• [TASK TO CARRY OUT]: Look through the records that follow. Copy every line containing the word "Aboneler".

Page and application data records
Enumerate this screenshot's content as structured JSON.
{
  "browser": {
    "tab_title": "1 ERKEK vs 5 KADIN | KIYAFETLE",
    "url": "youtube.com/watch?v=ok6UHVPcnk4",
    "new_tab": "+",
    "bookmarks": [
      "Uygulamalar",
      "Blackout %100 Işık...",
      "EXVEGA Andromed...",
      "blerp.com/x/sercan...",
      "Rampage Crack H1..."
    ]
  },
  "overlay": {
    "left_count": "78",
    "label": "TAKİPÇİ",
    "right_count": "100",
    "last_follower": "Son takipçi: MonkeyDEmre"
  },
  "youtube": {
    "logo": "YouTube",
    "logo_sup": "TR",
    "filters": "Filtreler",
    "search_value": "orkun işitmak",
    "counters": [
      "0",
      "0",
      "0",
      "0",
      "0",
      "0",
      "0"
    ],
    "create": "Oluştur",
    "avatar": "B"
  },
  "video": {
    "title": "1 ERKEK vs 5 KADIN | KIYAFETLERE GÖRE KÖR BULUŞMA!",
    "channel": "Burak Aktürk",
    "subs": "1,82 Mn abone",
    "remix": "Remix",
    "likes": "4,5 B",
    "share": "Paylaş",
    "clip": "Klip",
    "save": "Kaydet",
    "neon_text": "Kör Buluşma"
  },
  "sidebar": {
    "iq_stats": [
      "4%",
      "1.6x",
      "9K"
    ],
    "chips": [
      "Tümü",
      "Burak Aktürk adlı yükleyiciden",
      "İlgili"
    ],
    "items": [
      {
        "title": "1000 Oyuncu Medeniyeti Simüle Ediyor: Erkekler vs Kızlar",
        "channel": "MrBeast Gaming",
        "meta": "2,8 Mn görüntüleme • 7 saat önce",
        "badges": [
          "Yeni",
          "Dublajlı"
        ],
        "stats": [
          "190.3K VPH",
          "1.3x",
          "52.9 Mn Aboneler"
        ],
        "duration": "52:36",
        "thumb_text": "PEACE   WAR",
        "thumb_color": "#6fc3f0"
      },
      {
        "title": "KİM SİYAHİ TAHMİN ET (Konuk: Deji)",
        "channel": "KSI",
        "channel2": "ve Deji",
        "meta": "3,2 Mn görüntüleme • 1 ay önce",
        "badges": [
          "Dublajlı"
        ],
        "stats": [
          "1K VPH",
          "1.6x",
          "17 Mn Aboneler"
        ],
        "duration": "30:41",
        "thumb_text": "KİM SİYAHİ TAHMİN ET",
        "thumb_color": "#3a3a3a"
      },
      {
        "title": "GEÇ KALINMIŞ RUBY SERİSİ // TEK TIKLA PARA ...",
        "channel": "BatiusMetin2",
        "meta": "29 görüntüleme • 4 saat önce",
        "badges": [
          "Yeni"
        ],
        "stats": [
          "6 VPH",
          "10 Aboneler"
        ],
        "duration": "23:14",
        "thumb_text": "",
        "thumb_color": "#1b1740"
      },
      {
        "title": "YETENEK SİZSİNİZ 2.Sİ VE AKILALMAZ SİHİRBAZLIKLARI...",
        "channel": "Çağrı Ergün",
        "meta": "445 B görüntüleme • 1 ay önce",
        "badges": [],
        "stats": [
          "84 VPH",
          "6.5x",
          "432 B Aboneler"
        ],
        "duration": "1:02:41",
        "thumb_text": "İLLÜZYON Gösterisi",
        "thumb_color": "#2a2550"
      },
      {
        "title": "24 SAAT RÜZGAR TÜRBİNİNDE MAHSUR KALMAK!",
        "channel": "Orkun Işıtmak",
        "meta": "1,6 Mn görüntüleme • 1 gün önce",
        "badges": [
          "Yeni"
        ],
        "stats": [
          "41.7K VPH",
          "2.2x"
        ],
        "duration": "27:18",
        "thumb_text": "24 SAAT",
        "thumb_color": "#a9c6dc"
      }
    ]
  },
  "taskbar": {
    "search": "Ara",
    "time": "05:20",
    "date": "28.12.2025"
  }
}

• [ANSWER TO THIS TASK]:
          "52.9 Mn Aboneler"
          "17 Mn Aboneler"
          "10 Aboneler"
          "432 B Aboneler"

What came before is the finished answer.